From Economists to Digital Marketers, today’s world relies on us forgetting our instincts and being able to understand the data.
Digital Marketers have no excuse for not backing up or contradicting their instincts these days given the in-depth data that is available at our fingertips. From the trusty stalwart of Google Analytics, across SEMRush and Hotjar, Adwords and Facebook’s advertising tools there’s simply no reason not to understand the customer and their activity better than ever before.
According to Rosling, when polled on the real world, experts from all walks of life simply get their world facts wrong. Whether they are CEO’s, financiers, NGO’s or school children they are always outperformed by a troupe of chimpanzees, i.e. we are all so misinformed in our opinions about the world that we perform significantly worse than picking a random answer.
For example, take the question:
“There are roughly 7 billion people in the world today. Which map shows best where they live, A, B or C?”.
This question is actually one that humans do comparatively well at, they perform almost as well as our fictional chimpanzees! Yes, that’s right only 70% of people pick the wrong map! If we can be this wrong about such a fundamental characteristic and observation of the world around us, then what else are we getting wrong?
People in Europe need to understand that most of the world’s population lives in Asia. In terms of economic muscle “we” are becoming the 20%, not the 80%.
McKinsey’s Global Research concurs, the economic centre of the world is shifting, and in a worldwide market place, it is short-sighted not to consider this fact. By taking a view of your competition, audience or market from a UK or even European perspective risks shutting out the biggest audience in the world.
Take the latest Factfulness quiz on the Gapminder website and let us know how well you did? Can you perform better than the fictional troupe of chimpanzees?
So next time you hear a digital marketing expert tell you what their instinctive thought about something is, don’t listen: switch off and pick the opposite option!
Why are the experts getting it all so wrong across all industries?
It’s because of our innate human bias where we use our gut instinct. This became finely honed as we evolved as hunter-gatherers and worked successfully to ensure our survival in harvesting nature’s resources and not being eaten by wild animals, but it is now hopelessly out of touch with the modern world.
One of our clients, Engage in Learning offers training courses on how to deal with unconscious bias in the workplace and have a white paper on the subject here.
According to Rosling, we have 10 inbuilt biases which explain why we are so wrong about our understanding of the world around us. In Digital marketing we’re especially concerned by the “Generalisation Instinct”, where humans automatically categorise and generalise which applies to marketing audiences and personas, and the “Size Instinct” where we see a large number in our results but don’t stop to consider the bigger picture. Each of these biases was once vital for survival in our long-extinct hunter-gatherer world but are now a real barrier to analysis in the modern digital world.

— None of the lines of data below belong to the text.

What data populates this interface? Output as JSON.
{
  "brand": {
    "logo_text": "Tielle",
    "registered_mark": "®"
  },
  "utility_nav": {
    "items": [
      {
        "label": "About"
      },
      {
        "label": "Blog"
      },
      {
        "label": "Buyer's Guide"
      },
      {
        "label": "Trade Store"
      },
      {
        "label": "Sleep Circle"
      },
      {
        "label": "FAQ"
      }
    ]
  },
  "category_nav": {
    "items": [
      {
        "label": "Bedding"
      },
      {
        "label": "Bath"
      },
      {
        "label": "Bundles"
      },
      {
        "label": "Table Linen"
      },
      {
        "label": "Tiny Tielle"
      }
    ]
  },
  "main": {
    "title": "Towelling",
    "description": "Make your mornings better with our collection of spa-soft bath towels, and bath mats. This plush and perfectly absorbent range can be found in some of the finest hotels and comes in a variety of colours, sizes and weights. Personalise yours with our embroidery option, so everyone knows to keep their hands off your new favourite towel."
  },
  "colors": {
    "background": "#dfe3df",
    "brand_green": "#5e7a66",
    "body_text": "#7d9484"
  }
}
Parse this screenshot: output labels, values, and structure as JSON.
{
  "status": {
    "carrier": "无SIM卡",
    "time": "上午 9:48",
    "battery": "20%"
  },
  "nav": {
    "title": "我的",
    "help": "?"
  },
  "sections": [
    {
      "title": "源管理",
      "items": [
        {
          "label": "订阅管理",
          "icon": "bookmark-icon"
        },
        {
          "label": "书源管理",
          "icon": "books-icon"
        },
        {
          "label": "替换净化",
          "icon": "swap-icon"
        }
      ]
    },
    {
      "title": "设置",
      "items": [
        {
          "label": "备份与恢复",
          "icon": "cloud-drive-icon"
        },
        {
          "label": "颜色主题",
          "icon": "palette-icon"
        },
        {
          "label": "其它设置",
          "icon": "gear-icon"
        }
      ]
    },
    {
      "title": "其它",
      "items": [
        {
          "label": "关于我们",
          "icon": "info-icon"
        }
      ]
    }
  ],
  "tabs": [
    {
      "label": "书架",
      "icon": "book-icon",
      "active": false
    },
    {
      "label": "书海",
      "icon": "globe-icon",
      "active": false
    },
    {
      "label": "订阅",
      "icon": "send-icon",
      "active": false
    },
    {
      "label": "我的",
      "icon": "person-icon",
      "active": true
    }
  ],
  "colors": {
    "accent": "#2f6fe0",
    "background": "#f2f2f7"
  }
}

So next time you are presented with an opinion from an expert try asking them what the data says. They have the tools, they have the data at their fingerprints, ignore their and your bias and delve deep into the real-world information to understand why that campaign worked, this campaign didn’t perform as well and what you should test next.
It’s why here at Now|Comms, despite having decades of marketing experience, we put so much emphasis on Eric Reis’ Lean Startup methodology of Build, Measure, Learn; we start with our best guess (acknowledging all its inherent bias) and then test in the wild with a Minimum Viable Product, measure the impact, look at the data, and make evidential based changes and repeat until we have the results we need.
The way people understand the world is fundamentally broken but we have the tools to give us the insight we need.
Of course, marketing is (in)famous for tapping into humanity’s inherent biases to help sell more product, so it’s not all bad news! Check out next month’s blog for more on how we can work with and not against our animal brain.
The time for guesswork is over.